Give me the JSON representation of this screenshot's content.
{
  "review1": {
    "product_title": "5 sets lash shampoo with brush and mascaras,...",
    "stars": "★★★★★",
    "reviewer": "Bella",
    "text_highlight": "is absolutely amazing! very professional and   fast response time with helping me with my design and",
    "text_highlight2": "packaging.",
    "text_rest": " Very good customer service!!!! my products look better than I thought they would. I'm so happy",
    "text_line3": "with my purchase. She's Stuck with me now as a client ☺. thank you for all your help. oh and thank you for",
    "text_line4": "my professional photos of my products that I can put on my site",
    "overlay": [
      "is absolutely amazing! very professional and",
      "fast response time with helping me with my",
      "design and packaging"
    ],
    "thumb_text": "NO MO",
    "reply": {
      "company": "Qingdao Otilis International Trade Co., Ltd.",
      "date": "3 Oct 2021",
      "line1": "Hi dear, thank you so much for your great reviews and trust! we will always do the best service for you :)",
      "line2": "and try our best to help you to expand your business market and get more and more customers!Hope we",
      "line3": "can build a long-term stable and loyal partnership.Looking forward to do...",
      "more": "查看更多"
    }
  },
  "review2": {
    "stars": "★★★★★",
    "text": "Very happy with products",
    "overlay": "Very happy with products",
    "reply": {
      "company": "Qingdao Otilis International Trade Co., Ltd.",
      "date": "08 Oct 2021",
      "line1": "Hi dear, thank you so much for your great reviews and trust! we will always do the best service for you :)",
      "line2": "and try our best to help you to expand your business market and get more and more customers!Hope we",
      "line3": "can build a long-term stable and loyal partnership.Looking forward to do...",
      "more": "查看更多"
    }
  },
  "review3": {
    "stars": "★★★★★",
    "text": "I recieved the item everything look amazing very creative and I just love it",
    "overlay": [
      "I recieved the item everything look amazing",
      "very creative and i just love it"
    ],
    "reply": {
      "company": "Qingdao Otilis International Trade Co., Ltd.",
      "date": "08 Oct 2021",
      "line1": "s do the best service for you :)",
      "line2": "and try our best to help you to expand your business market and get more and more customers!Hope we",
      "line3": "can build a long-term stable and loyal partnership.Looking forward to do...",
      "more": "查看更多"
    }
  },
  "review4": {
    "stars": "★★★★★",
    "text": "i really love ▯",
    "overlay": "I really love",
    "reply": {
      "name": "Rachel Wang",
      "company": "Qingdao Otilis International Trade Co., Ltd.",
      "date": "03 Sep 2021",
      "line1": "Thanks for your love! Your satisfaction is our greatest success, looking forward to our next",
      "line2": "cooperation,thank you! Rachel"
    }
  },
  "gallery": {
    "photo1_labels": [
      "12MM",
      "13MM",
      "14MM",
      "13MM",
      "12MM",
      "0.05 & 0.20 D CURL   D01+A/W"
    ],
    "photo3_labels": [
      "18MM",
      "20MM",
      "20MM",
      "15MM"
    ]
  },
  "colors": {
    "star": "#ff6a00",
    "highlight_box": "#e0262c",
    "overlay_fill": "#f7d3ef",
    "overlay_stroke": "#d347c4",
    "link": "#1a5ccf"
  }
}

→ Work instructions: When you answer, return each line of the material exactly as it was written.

→ Written answer:
Give me the JSON representation of this screenshot's content.
{
  "review1": {
    "product_title": "5 sets lash shampoo with brush and mascaras,...",
    "stars": "★★★★★",
    "reviewer": "Bella",
    "text_highlight": "is absolutely amazing! very professional and   fast response time with helping me with my design and",
    "text_highlight2": "packaging.",
    "text_rest": " Very good customer service!!!! my products look better than I thought they would. I'm so happy",
    "text_line3": "with my purchase. She's Stuck with me now as a client ☺. thank you for all your help. oh and thank you for",
    "text_line4": "my professional photos of my products that I can put on my site",
    "overlay": [
      "is absolutely amazing! very professional and",
      "fast response time with helping me with my",
      "design and packaging"
    ],
    "thumb_text": "NO MO",
    "reply": {
      "company": "Qingdao Otilis International Trade Co., Ltd.",
      "date": "3 Oct 2021",
      "line1": "Hi dear, thank you so much for your great reviews and trust! we will always do the best service for you :)",
      "line2": "and try our best to help you to expand your business market and get more and more customers!Hope we",
      "line3": "can build a long-term stable and loyal partnership.Looking forward to do...",
      "more": "查看更多"
    }
  },
  "review2": {
    "stars": "★★★★★",
    "text": "Very happy with products",
    "overlay": "Very happy with products",
    "reply": {
      "company": "Qingdao Otilis International Trade Co., Ltd.",
      "date": "08 Oct 2021",
      "line1": "Hi dear, thank you so much for your great reviews and trust! we will always do the best service for you :)",
      "line2": "and try our best to help you to expand your business market and get more and more customers!Hope we",
      "line3": "can build a long-term stable and loyal partnership.Looking forward to do...",
      "more": "查看更多"
    }
  },
  "review3": {
    "stars": "★★★★★",
    "text": "I recieved the item everything look amazing very creative and I just love it",
    "overlay": [
      "I recieved the item everything look amazing",
      "very creative and i just love it"
    ],
    "reply": {
      "company": "Qingdao Otilis International Trade Co., Ltd.",
      "date": "08 Oct 2021",
      "line1": "s do the best service for you :)",
      "line2": "and try our best to help you to expand your business market and get more and more customers!Hope we",
      "line3": "can build a long-term stable and loyal partnership.Looking forward to do...",
      "more": "查看更多"
    }
  },
  "review4": {
    "stars": "★★★★★",
    "text": "i really love ▯",
    "overlay": "I really love",
    "reply": {
      "name": "Rachel Wang",
      "company": "Qingdao Otilis International Trade Co., Ltd.",
      "date": "03 Sep 2021",
      "line1": "Thanks for your love! Your satisfaction is our greatest success, looking forward to our next",
      "line2": "cooperation,thank you! Rachel"
    }
  },
  "gallery": {
    "photo1_labels": [
      "12MM",
      "13MM",
      "14MM",
      "13MM",
      "12MM",
      "0.05 & 0.20 D CURL   D01+A/W"
    ],
    "photo3_labels": [
      "18MM",
      "20MM",
      "20MM",
      "15MM"
    ]
  },
  "colors": {
    "star": "#ff6a00",
    "highlight_box": "#e0262c",
    "overlay_fill": "#f7d3ef",
    "overlay_stroke": "#d347c4",
    "link": "#1a5ccf"
  }
}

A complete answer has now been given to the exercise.